> _Element data from apps and pages_:
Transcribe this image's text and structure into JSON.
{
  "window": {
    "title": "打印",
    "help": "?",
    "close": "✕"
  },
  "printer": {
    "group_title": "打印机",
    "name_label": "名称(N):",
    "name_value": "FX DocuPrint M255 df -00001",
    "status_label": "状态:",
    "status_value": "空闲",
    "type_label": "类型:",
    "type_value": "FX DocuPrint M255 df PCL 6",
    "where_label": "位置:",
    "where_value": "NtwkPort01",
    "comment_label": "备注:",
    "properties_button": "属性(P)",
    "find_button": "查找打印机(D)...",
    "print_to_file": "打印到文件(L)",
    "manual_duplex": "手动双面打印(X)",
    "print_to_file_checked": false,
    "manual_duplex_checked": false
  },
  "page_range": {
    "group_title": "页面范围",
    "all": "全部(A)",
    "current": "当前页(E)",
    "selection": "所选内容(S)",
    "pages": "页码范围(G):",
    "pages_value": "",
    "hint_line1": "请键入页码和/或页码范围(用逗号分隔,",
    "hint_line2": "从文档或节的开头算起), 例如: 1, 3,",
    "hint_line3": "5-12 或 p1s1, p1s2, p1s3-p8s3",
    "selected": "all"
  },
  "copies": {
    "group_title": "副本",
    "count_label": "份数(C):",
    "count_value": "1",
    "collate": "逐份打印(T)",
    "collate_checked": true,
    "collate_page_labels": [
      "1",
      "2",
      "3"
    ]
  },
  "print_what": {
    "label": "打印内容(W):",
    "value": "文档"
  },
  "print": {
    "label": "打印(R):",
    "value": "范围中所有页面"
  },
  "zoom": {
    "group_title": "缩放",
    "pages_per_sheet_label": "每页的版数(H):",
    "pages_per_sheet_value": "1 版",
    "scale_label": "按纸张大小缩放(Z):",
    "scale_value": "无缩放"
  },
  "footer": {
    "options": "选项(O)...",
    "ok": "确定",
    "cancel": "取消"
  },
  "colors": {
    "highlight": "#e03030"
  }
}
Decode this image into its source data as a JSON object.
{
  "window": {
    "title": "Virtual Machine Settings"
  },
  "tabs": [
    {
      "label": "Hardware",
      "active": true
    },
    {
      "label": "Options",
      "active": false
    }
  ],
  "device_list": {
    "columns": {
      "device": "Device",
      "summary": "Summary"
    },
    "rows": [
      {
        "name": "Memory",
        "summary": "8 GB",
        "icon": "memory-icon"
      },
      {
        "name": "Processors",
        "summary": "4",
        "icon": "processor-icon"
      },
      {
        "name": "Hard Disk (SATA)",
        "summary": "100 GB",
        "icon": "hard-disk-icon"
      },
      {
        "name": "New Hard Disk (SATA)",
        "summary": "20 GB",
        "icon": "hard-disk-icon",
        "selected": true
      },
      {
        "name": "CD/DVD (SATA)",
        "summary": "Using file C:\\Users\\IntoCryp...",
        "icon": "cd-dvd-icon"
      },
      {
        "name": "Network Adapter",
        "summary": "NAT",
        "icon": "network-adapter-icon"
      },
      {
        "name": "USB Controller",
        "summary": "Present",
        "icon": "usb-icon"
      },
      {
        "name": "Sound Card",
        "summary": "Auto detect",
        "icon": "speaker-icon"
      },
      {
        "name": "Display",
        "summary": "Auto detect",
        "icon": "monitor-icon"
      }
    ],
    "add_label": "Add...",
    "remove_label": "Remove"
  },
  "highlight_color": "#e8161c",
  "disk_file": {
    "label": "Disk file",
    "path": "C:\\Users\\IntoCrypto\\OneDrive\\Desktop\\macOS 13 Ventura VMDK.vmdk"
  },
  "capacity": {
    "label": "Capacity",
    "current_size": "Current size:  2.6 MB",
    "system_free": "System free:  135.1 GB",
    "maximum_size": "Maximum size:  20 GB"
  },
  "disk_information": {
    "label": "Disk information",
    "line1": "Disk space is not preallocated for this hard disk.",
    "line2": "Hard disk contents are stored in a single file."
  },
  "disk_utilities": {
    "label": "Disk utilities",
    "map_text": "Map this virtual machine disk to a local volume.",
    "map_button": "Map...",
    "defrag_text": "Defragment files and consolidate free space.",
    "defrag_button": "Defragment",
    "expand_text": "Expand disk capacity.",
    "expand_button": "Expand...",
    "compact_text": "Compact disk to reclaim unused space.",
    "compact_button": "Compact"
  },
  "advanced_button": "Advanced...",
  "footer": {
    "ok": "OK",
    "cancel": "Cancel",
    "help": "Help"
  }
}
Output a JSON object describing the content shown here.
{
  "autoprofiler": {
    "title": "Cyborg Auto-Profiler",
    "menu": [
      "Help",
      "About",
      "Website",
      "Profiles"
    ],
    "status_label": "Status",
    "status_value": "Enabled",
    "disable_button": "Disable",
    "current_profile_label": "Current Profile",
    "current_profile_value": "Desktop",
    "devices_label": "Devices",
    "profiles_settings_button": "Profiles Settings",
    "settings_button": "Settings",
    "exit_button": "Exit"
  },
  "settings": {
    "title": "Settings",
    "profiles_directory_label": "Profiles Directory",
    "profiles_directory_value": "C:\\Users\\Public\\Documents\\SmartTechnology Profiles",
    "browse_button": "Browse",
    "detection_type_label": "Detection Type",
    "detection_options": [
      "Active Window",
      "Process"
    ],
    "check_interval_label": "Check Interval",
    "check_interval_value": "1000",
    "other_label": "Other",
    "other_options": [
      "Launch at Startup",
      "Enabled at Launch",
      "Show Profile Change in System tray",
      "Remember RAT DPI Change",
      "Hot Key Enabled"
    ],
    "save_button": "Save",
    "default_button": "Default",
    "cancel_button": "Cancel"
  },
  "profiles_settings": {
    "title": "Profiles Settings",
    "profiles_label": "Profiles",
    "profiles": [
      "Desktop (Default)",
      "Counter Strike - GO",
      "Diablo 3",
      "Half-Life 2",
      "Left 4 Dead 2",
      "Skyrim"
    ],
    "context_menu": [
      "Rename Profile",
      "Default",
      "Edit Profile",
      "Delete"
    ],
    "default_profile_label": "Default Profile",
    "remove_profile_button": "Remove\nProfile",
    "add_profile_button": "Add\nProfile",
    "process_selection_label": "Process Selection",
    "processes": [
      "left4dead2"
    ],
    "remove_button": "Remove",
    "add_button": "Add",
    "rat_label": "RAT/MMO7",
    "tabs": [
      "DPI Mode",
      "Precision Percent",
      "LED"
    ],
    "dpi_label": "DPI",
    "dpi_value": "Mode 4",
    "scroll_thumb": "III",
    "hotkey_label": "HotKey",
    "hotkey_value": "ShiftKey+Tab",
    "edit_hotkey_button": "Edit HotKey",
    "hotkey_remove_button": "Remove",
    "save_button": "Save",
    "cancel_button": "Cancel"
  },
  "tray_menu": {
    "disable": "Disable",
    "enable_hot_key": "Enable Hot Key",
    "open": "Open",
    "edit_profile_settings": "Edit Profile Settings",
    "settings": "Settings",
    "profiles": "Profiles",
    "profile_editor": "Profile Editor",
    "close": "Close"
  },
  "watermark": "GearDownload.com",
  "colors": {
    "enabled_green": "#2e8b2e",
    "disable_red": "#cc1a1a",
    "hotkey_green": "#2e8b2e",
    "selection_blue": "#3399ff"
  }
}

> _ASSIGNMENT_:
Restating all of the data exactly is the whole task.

> _RESPONSE_:
Transcribe this image's text and structure into JSON.
{
  "window": {
    "title": "打印",
    "help": "?",
    "close": "✕"
  },
  "printer": {
    "group_title": "打印机",
    "name_label": "名称(N):",
    "name_value": "FX DocuPrint M255 df -00001",
    "status_label": "状态:",
    "status_value": "空闲",
    "type_label": "类型:",
    "type_value": "FX DocuPrint M255 df PCL 6",
    "where_label": "位置:",
    "where_value": "NtwkPort01",
    "comment_label": "备注:",
    "properties_button": "属性(P)",
    "find_button": "查找打印机(D)...",
    "print_to_file": "打印到文件(L)",
    "manual_duplex": "手动双面打印(X)",
    "print_to_file_checked": false,
    "manual_duplex_checked": false
  },
  "page_range": {
    "group_title": "页面范围",
    "all": "全部(A)",
    "current": "当前页(E)",
    "selection": "所选内容(S)",
    "pages": "页码范围(G):",
    "pages_value": "",
    "hint_line1": "请键入页码和/或页码范围(用逗号分隔,",
    "hint_line2": "从文档或节的开头算起), 例如: 1, 3,",
    "hint_line3": "5-12 或 p1s1, p1s2, p1s3-p8s3",
    "selected": "all"
  },
  "copies": {
    "group_title": "副本",
    "count_label": "份数(C):",
    "count_value": "1",
    "collate": "逐份打印(T)",
    "collate_checked": true,
    "collate_page_labels": [
      "1",
      "2",
      "3"
    ]
  },
  "print_what": {
    "label": "打印内容(W):",
    "value": "文档"
  },
  "print": {
    "label": "打印(R):",
    "value": "范围中所有页面"
  },
  "zoom": {
    "group_title": "缩放",
    "pages_per_sheet_label": "每页的版数(H):",
    "pages_per_sheet_value": "1 版",
    "scale_label": "按纸张大小缩放(Z):",
    "scale_value": "无缩放"
  },
  "footer": {
    "options": "选项(O)...",
    "ok": "确定",
    "cancel": "取消"
  },
  "colors": {
    "highlight": "#e03030"
  }
}
Decode this image into its source data as a JSON object.
{
  "window": {
    "title": "Virtual Machine Settings"
  },
  "tabs": [
    {
      "label": "Hardware",
      "active": true
    },
    {
      "label": "Options",
      "active": false
    }
  ],
  "device_list": {
    "columns": {
      "device": "Device",
      "summary": "Summary"
    },
    "rows": [
      {
        "name": "Memory",
        "summary": "8 GB",
        "icon": "memory-icon"
      },
      {
        "name": "Processors",
        "summary": "4",
        "icon": "processor-icon"
      },
      {
        "name": "Hard Disk (SATA)",
        "summary": "100 GB",
        "icon": "hard-disk-icon"
      },
      {
        "name": "New Hard Disk (SATA)",
        "summary": "20 GB",
        "icon": "hard-disk-icon",
        "selected": true
      },
      {
        "name": "CD/DVD (SATA)",
        "summary": "Using file C:\\Users\\IntoCryp...",
        "icon": "cd-dvd-icon"
      },
      {
        "name": "Network Adapter",
        "summary": "NAT",
        "icon": "network-adapter-icon"
      },
      {
        "name": "USB Controller",
        "summary": "Present",
        "icon": "usb-icon"
      },
      {
        "name": "Sound Card",
        "summary": "Auto detect",
        "icon": "speaker-icon"
      },
      {
        "name": "Display",
        "summary": "Auto detect",
        "icon": "monitor-icon"
      }
    ],
    "add_label": "Add...",
    "remove_label": "Remove"
  },
  "highlight_color": "#e8161c",
  "disk_file": {
    "label": "Disk file",
    "path": "C:\\Users\\IntoCrypto\\OneDrive\\Desktop\\macOS 13 Ventura VMDK.vmdk"
  },
  "capacity": {
    "label": "Capacity",
    "current_size": "Current size:  2.6 MB",
    "system_free": "System free:  135.1 GB",
    "maximum_size": "Maximum size:  20 GB"
  },
  "disk_information": {
    "label": "Disk information",
    "line1": "Disk space is not preallocated for this hard disk.",
    "line2": "Hard disk contents are stored in a single file."
  },
  "disk_utilities": {
    "label": "Disk utilities",
    "map_text": "Map this virtual machine disk to a local volume.",
    "map_button": "Map...",
    "defrag_text": "Defragment files and consolidate free space.",
    "defrag_button": "Defragment",
    "expand_text": "Expand disk capacity.",
    "expand_button": "Expand...",
    "compact_text": "Compact disk to reclaim unused space.",
    "compact_button": "Compact"
  },
  "advanced_button": "Advanced...",
  "footer": {
    "ok": "OK",
    "cancel": "Cancel",
    "help": "Help"
  }
}
Output a JSON object describing the content shown here.
{
  "autoprofiler": {
    "title": "Cyborg Auto-Profiler",
    "menu": [
      "Help",
      "About",
      "Website",
      "Profiles"
    ],
    "status_label": "Status",
    "status_value": "Enabled",
    "disable_button": "Disable",
    "current_profile_label": "Current Profile",
    "current_profile_value": "Desktop",
    "devices_label": "Devices",
    "profiles_settings_button": "Profiles Settings",
    "settings_button": "Settings",
    "exit_button": "Exit"
  },
  "settings": {
    "title": "Settings",
    "profiles_directory_label": "Profiles Directory",
    "profiles_directory_value": "C:\\Users\\Public\\Documents\\SmartTechnology Profiles",
    "browse_button": "Browse",
    "detection_type_label": "Detection Type",
    "detection_options": [
      "Active Window",
      "Process"
    ],
    "check_interval_label": "Check Interval",
    "check_interval_value": "1000",
    "other_label": "Other",
    "other_options": [
      "Launch at Startup",
      "Enabled at Launch",
      "Show Profile Change in System tray",
      "Remember RAT DPI Change",
      "Hot Key Enabled"
    ],
    "save_button": "Save",
    "default_button": "Default",
    "cancel_button": "Cancel"
  },
  "profiles_settings": {
    "title": "Profiles Settings",
    "profiles_label": "Profiles",
    "profiles": [
      "Desktop (Default)",
      "Counter Strike - GO",
      "Diablo 3",
      "Half-Life 2",
      "Left 4 Dead 2",
      "Skyrim"
    ],
    "context_menu": [
      "Rename Profile",
      "Default",
      "Edit Profile",
      "Delete"
    ],
    "default_profile_label": "Default Profile",
    "remove_profile_button": "Remove\nProfile",
    "add_profile_button": "Add\nProfile",
    "process_selection_label": "Process Selection",
    "processes": [
      "left4dead2"
    ],
    "remove_button": "Remove",
    "add_button": "Add",
    "rat_label": "RAT/MMO7",
    "tabs": [
      "DPI Mode",
      "Precision Percent",
      "LED"
    ],
    "dpi_label": "DPI",
    "dpi_value": "Mode 4",
    "scroll_thumb": "III",
    "hotkey_label": "HotKey",
    "hotkey_value": "ShiftKey+Tab",
    "edit_hotkey_button": "Edit HotKey",
    "hotkey_remove_button": "Remove",
    "save_button": "Save",
    "cancel_button": "Cancel"
  },
  "tray_menu": {
    "disable": "Disable",
    "enable_hot_key": "Enable Hot Key",
    "open": "Open",
    "edit_profile_settings": "Edit Profile Settings",
    "settings": "Settings",
    "profiles": "Profiles",
    "profile_editor": "Profile Editor",
    "close": "Close"
  },
  "watermark": "GearDownload.com",
  "colors": {
    "enabled_green": "#2e8b2e",
    "disable_red": "#cc1a1a",
    "hotkey_green": "#2e8b2e",
    "selection_blue": "#3399ff"
  }
}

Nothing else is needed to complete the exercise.